--- EXERCISE BRIEF ---
Check every line below for the word "salary" and copy the ones that have it.

--- DATA ---
****************************************
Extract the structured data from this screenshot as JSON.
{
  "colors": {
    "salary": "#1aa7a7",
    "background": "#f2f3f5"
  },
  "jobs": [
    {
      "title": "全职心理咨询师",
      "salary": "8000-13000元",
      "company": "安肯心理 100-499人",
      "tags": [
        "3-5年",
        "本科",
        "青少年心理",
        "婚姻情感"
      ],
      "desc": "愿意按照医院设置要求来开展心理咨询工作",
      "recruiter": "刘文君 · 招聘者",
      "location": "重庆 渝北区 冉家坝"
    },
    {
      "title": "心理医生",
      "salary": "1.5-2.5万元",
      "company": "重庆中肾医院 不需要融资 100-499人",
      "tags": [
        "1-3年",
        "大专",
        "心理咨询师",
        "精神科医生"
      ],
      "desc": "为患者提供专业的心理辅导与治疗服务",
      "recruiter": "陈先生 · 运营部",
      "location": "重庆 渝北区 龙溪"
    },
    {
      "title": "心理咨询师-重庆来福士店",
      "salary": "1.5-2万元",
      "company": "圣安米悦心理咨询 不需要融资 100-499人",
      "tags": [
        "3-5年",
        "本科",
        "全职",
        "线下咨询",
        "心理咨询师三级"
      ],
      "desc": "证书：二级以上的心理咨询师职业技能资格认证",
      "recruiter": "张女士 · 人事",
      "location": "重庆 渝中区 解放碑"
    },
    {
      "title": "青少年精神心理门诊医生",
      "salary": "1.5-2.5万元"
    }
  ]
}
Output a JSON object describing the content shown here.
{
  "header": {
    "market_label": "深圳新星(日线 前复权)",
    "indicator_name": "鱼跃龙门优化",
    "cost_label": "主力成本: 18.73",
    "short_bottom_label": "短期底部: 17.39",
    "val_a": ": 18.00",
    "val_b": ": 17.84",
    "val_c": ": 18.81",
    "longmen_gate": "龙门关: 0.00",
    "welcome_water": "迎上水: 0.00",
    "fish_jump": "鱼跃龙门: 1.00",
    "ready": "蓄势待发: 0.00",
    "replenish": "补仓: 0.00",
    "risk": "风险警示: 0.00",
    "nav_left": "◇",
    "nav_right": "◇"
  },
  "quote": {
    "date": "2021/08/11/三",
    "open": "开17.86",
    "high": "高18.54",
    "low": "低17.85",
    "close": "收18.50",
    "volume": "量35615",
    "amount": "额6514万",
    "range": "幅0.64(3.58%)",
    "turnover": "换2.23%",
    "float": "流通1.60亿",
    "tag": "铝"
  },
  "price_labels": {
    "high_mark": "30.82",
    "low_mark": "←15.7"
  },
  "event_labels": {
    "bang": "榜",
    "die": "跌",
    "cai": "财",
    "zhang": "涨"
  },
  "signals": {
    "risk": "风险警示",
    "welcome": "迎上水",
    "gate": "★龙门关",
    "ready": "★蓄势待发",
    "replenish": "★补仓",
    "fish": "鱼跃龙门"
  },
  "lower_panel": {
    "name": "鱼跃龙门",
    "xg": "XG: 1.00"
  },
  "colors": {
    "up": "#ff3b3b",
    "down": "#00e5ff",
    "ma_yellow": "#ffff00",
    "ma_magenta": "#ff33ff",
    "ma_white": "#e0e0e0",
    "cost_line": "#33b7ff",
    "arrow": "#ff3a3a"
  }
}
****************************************
--- EXPECTED OUTPUT ---
    "salary": "#1aa7a7",
      "salary": "8000-13000元",
      "salary": "1.5-2.5万元",
      "salary": "1.5-2万元",
      "salary": "1.5-2.5万元"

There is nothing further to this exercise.